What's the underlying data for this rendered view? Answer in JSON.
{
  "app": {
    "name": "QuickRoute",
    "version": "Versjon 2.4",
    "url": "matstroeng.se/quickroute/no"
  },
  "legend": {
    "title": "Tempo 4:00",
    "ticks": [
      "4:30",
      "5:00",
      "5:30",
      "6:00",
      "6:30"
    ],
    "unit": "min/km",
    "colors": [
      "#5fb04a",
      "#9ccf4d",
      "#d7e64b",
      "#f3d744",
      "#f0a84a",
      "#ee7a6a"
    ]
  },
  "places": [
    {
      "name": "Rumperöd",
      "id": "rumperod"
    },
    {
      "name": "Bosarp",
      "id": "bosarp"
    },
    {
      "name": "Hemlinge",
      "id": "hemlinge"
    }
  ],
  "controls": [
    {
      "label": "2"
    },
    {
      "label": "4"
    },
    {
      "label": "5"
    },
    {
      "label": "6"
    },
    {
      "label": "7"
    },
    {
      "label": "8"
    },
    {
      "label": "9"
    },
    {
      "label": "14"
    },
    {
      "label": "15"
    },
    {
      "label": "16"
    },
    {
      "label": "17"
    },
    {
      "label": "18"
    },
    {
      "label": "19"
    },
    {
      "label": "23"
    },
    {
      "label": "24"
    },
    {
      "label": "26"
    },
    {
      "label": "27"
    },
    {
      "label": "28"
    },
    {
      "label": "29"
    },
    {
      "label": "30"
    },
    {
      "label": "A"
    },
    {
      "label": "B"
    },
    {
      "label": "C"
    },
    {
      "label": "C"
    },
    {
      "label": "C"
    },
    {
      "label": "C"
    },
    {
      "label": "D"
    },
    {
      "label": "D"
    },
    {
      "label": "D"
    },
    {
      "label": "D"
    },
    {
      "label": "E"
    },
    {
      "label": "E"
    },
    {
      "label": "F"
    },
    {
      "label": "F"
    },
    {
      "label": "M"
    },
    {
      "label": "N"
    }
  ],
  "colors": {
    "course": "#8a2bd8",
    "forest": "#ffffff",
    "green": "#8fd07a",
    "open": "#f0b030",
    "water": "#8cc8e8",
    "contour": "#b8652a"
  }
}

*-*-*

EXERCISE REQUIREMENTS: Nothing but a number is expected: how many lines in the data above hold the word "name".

ANSWER AREA: 4